### RECORDS SUPPLIED ###

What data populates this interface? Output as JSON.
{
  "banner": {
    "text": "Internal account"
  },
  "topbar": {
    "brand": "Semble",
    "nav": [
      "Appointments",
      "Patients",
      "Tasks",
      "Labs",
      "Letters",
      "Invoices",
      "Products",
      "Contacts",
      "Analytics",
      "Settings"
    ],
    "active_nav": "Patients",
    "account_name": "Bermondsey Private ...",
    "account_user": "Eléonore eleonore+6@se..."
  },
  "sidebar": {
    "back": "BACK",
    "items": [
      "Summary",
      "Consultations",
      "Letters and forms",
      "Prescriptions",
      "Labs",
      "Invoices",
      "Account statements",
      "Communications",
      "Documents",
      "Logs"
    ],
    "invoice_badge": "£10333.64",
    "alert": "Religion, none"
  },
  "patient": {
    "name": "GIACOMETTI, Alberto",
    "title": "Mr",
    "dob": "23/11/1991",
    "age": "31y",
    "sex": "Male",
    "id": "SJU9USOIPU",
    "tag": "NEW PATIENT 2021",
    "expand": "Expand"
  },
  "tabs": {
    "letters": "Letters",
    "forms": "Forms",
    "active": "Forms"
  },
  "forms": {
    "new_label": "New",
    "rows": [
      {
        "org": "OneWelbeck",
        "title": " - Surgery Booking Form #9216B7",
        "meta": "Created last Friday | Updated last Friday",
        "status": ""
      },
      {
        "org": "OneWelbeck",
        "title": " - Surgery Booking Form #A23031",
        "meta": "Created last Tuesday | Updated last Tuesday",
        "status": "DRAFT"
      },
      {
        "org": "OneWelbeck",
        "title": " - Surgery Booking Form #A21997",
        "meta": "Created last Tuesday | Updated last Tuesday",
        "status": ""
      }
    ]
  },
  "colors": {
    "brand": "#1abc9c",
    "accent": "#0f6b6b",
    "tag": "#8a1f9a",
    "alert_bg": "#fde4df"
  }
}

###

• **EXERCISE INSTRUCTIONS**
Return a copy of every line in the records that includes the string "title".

• **TASK SOLUTION**
    "title": "Mr",
        "title": " - Surgery Booking Form #9216B7",
        "title": " - Surgery Booking Form #A23031",
        "title": " - Surgery Booking Form #A21997",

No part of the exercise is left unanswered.